**** Input material

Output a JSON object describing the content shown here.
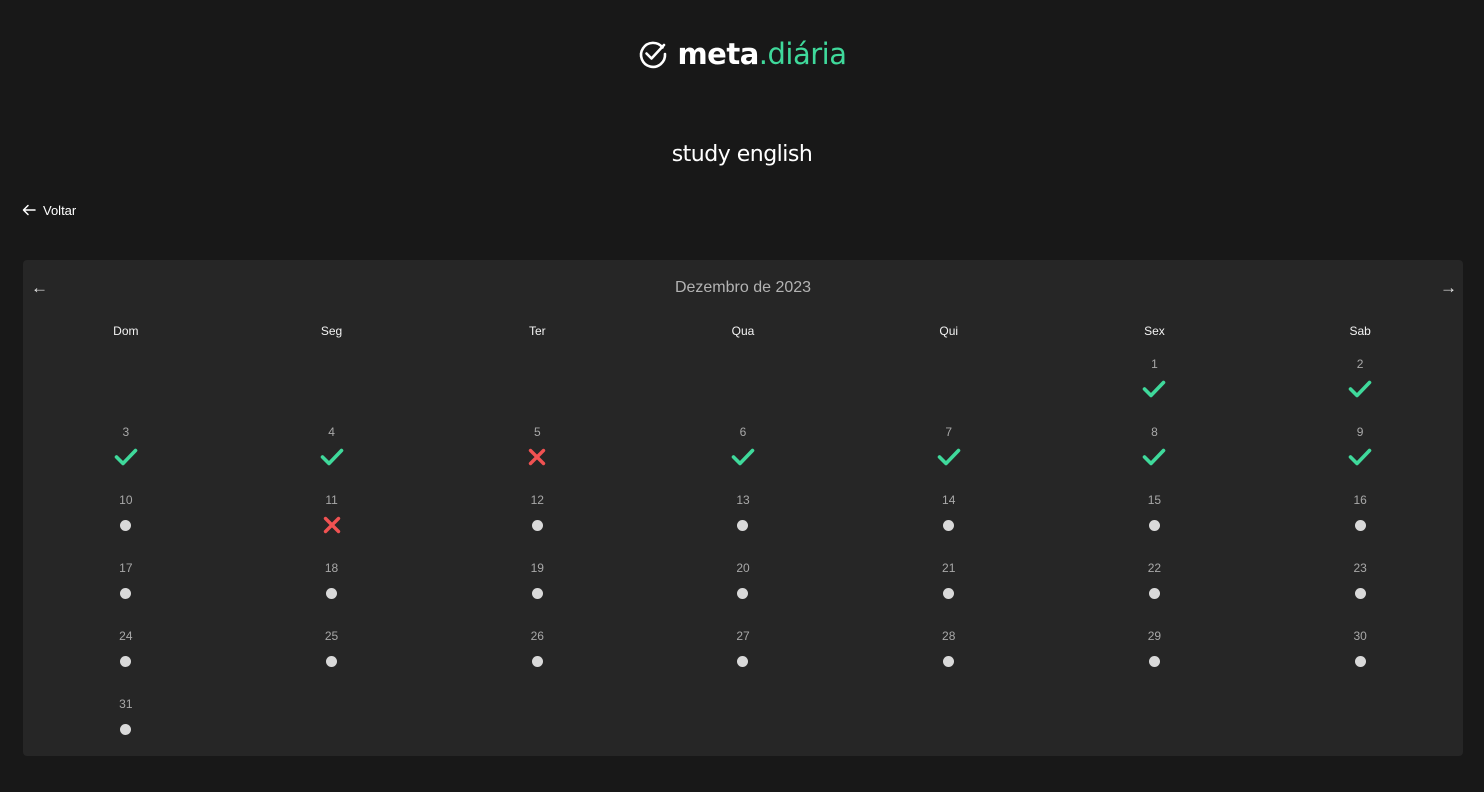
{
  "app": {
    "logo_primary": "meta",
    "logo_accent": ".diária",
    "brand_color": "#3fd99b",
    "fail_color": "#f05252"
  },
  "goal_title": "study english",
  "back": {
    "icon": "arrow-left-icon",
    "label": "Voltar"
  },
  "calendar": {
    "month_label": "Dezembro de 2023",
    "prev_icon": "←",
    "next_icon": "→",
    "weekdays": [
      "Dom",
      "Seg",
      "Ter",
      "Qua",
      "Qui",
      "Sex",
      "Sab"
    ],
    "first_weekday_index": 5,
    "days": [
      {
        "day": "1",
        "status": "done"
      },
      {
        "day": "2",
        "status": "done"
      },
      {
        "day": "3",
        "status": "done"
      },
      {
        "day": "4",
        "status": "done"
      },
      {
        "day": "5",
        "status": "missed"
      },
      {
        "day": "6",
        "status": "done"
      },
      {
        "day": "7",
        "status": "done"
      },
      {
        "day": "8",
        "status": "done"
      },
      {
        "day": "9",
        "status": "done"
      },
      {
        "day": "10",
        "status": "pending"
      },
      {
        "day": "11",
        "status": "missed"
      },
      {
        "day": "12",
        "status": "pending"
      },
      {
        "day": "13",
        "status": "pending"
      },
      {
        "day": "14",
        "status": "pending"
      },
      {
        "day": "15",
        "status": "pending"
      },
      {
        "day": "16",
        "status": "pending"
      },
      {
        "day": "17",
        "status": "pending"
      },
      {
        "day": "18",
        "status": "pending"
      },
      {
        "day": "19",
        "status": "pending"
      },
      {
        "day": "20",
        "status": "pending"
      },
      {
        "day": "21",
        "status": "pending"
      },
      {
        "day": "22",
        "status": "pending"
      },
      {
        "day": "23",
        "status": "pending"
      },
      {
        "day": "24",
        "status": "pending"
      },
      {
        "day": "25",
        "status": "pending"
      },
      {
        "day": "26",
        "status": "pending"
      },
      {
        "day": "27",
        "status": "pending"
      },
      {
        "day": "28",
        "status": "pending"
      },
      {
        "day": "29",
        "status": "pending"
      },
      {
        "day": "30",
        "status": "pending"
      },
      {
        "day": "31",
        "status": "pending"
      }
    ]
  }
}
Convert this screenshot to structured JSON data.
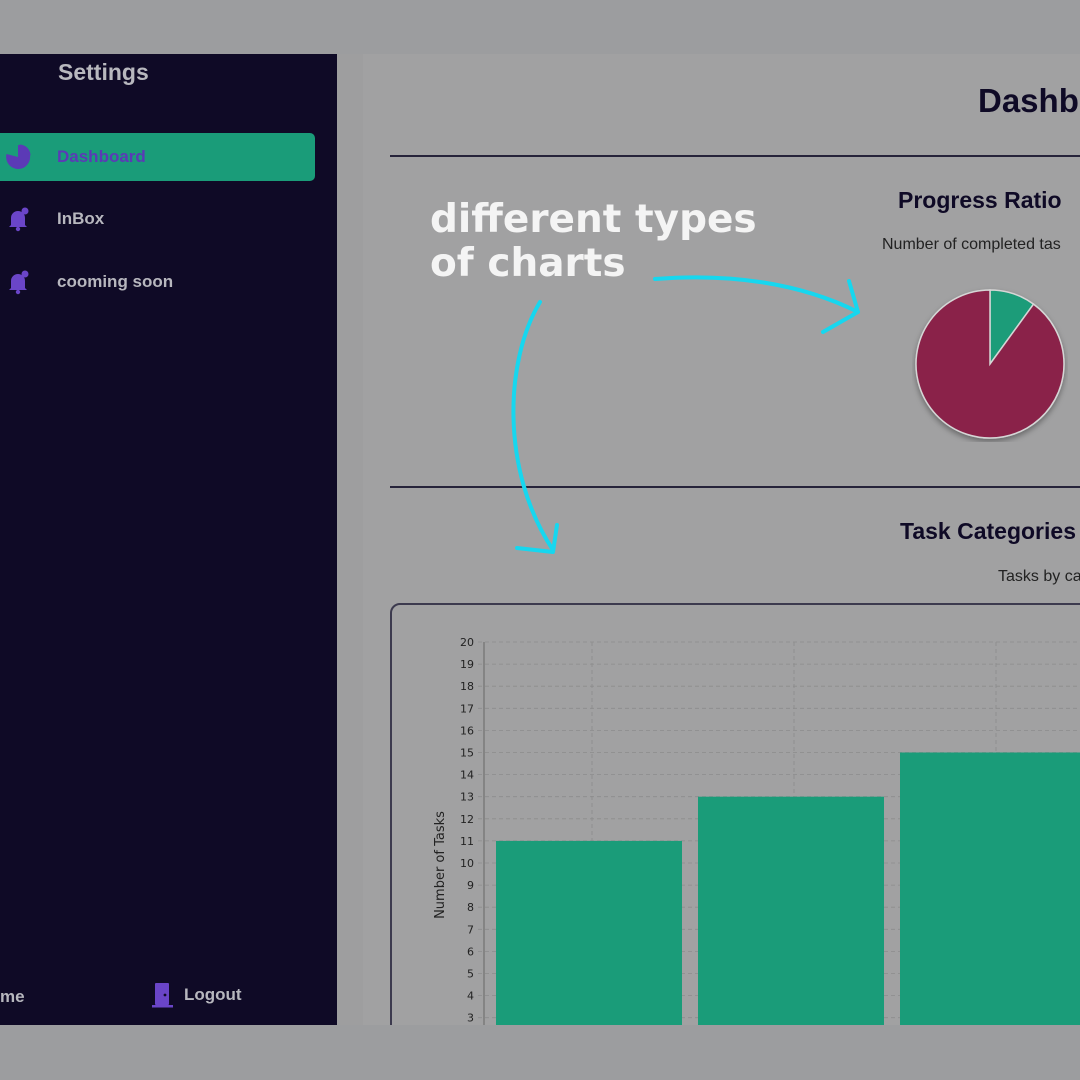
{
  "sidebar": {
    "title": "Settings",
    "items": [
      {
        "label": "Dashboard",
        "icon": "pie-chart-icon",
        "active": true
      },
      {
        "label": "InBox",
        "icon": "bell-icon",
        "active": false
      },
      {
        "label": "cooming soon",
        "icon": "bell-icon",
        "active": false
      }
    ],
    "footer_left_label": "me",
    "logout_label": "Logout"
  },
  "main": {
    "page_title": "Dashb",
    "progress": {
      "title": "Progress Ratio",
      "subtitle": "Number of completed tas"
    },
    "categories": {
      "title": "Task Categories",
      "subtitle": "Tasks by ca"
    }
  },
  "annotation": {
    "line1": "different types",
    "line2": "of charts"
  },
  "colors": {
    "accent": "#1a9c79",
    "sidebar_bg": "#0f0a26",
    "pie_red": "#8a2449",
    "pie_green": "#1a9c79",
    "annotation_arrow": "#16d7ef"
  },
  "chart_data": [
    {
      "type": "pie",
      "values": [
        10,
        90
      ],
      "colors": [
        "#1a9c79",
        "#8a2449"
      ]
    },
    {
      "type": "bar",
      "ylabel": "Number of Tasks",
      "ylim": [
        0,
        20
      ],
      "yticks": [
        3,
        4,
        5,
        6,
        7,
        8,
        9,
        10,
        11,
        12,
        13,
        14,
        15,
        16,
        17,
        18,
        19,
        20
      ],
      "values": [
        11,
        13,
        15
      ],
      "grid": true
    }
  ]
}
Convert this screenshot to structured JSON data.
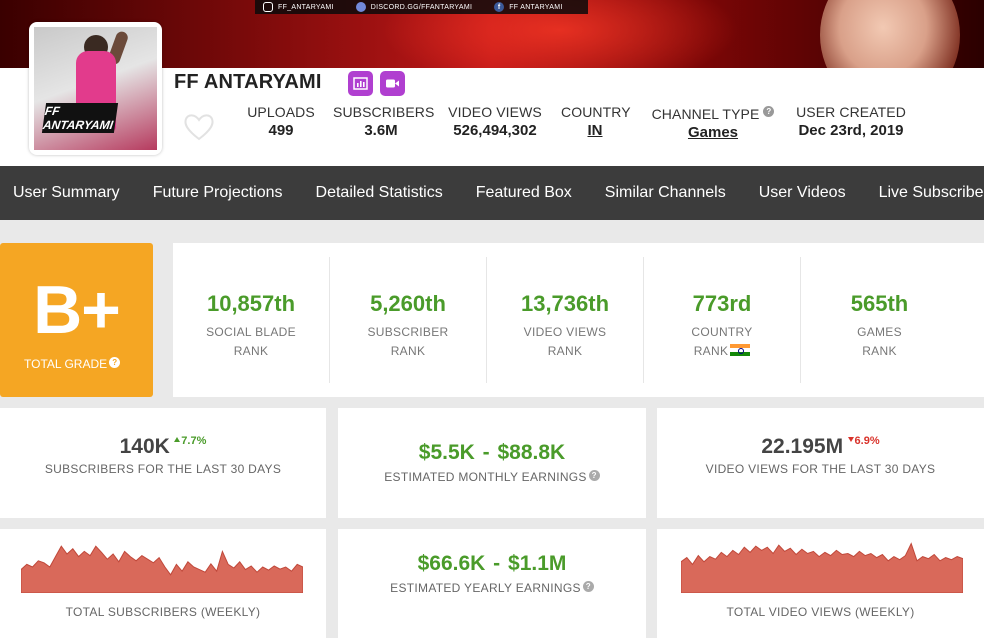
{
  "banner": {
    "social": [
      {
        "icon": "instagram-icon",
        "text": "FF_ANTARYAMI"
      },
      {
        "icon": "discord-icon",
        "text": "DISCORD.GG/FFANTARYAMI"
      },
      {
        "icon": "facebook-icon",
        "text": "FF ANTARYAMI"
      }
    ]
  },
  "channel": {
    "name": "FF ANTARYAMI",
    "avatar_logo": "FF ANTARYAMI",
    "badges": [
      "stats-icon",
      "video-camera-icon"
    ]
  },
  "stats": [
    {
      "label": "UPLOADS",
      "value": "499"
    },
    {
      "label": "SUBSCRIBERS",
      "value": "3.6M"
    },
    {
      "label": "VIDEO VIEWS",
      "value": "526,494,302"
    },
    {
      "label": "COUNTRY",
      "value": "IN"
    },
    {
      "label": "CHANNEL TYPE",
      "value": "Games"
    },
    {
      "label": "USER CREATED",
      "value": "Dec 23rd, 2019"
    }
  ],
  "nav": [
    "User Summary",
    "Future Projections",
    "Detailed Statistics",
    "Featured Box",
    "Similar Channels",
    "User Videos",
    "Live Subscriber"
  ],
  "grade": {
    "letter": "B+",
    "label": "TOTAL GRADE"
  },
  "ranks": [
    {
      "value": "10,857th",
      "line1": "SOCIAL BLADE",
      "line2": "RANK"
    },
    {
      "value": "5,260th",
      "line1": "SUBSCRIBER",
      "line2": "RANK"
    },
    {
      "value": "13,736th",
      "line1": "VIDEO VIEWS",
      "line2": "RANK"
    },
    {
      "value": "773rd",
      "line1": "COUNTRY",
      "line2": "RANK"
    },
    {
      "value": "565th",
      "line1": "GAMES",
      "line2": "RANK"
    }
  ],
  "cards": {
    "subs30": {
      "value": "140K",
      "delta": "7.7%",
      "caption": "SUBSCRIBERS FOR THE LAST 30 DAYS"
    },
    "monthly": {
      "low": "$5.5K",
      "sep": "-",
      "high": "$88.8K",
      "caption": "ESTIMATED MONTHLY EARNINGS"
    },
    "views30": {
      "value": "22.195M",
      "delta": "6.9%",
      "caption": "VIDEO VIEWS FOR THE LAST 30 DAYS"
    },
    "yearly": {
      "low": "$66.6K",
      "sep": "-",
      "high": "$1.1M",
      "caption": "ESTIMATED YEARLY EARNINGS"
    },
    "subs_weekly": {
      "caption": "TOTAL SUBSCRIBERS (WEEKLY)"
    },
    "views_weekly": {
      "caption": "TOTAL VIDEO VIEWS (WEEKLY)"
    }
  },
  "colors": {
    "accent_green": "#4a9b2a",
    "grade_orange": "#f5a623",
    "chart_fill": "#d9695a",
    "down_red": "#d9332b"
  },
  "sparklines": {
    "subscribers_weekly": [
      0.45,
      0.55,
      0.5,
      0.62,
      0.58,
      0.5,
      0.7,
      0.9,
      0.75,
      0.85,
      0.7,
      0.8,
      0.72,
      0.9,
      0.78,
      0.65,
      0.75,
      0.6,
      0.8,
      0.7,
      0.62,
      0.72,
      0.65,
      0.58,
      0.68,
      0.5,
      0.35,
      0.55,
      0.42,
      0.6,
      0.5,
      0.45,
      0.4,
      0.56,
      0.42,
      0.8,
      0.55,
      0.48,
      0.6,
      0.45,
      0.52,
      0.4,
      0.5,
      0.44,
      0.52,
      0.46,
      0.5,
      0.42,
      0.55,
      0.5
    ],
    "views_weekly": [
      0.6,
      0.68,
      0.55,
      0.72,
      0.6,
      0.7,
      0.65,
      0.78,
      0.7,
      0.82,
      0.74,
      0.88,
      0.78,
      0.9,
      0.82,
      0.88,
      0.76,
      0.92,
      0.8,
      0.86,
      0.74,
      0.84,
      0.76,
      0.8,
      0.7,
      0.78,
      0.72,
      0.82,
      0.74,
      0.76,
      0.7,
      0.8,
      0.72,
      0.76,
      0.68,
      0.74,
      0.62,
      0.7,
      0.64,
      0.72,
      0.95,
      0.62,
      0.7,
      0.66,
      0.74,
      0.62,
      0.68,
      0.64,
      0.7,
      0.66
    ]
  }
}
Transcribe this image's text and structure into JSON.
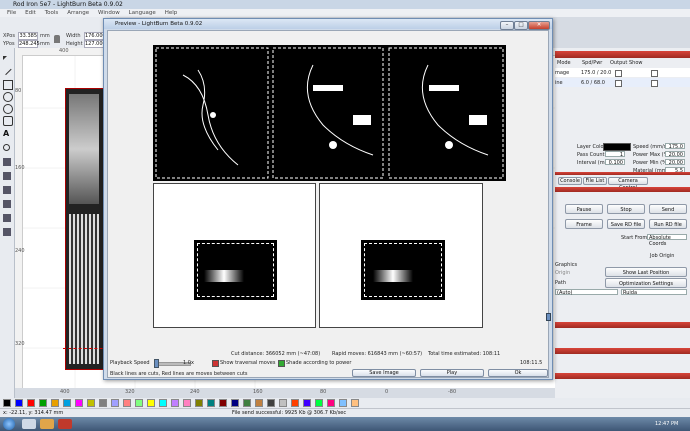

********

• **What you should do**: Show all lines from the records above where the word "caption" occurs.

• **Response area**:
      "caption": "SUBSCRIBERS FOR THE LAST 30 DAYS"
      "caption": "ESTIMATED MONTHLY EARNINGS"
      "caption": "VIDEO VIEWS FOR THE LAST 30 DAYS"
      "caption": "ESTIMATED YEARLY EARNINGS"
      "caption": "TOTAL SUBSCRIBERS (WEEKLY)"
      "caption": "TOTAL VIDEO VIEWS (WEEKLY)"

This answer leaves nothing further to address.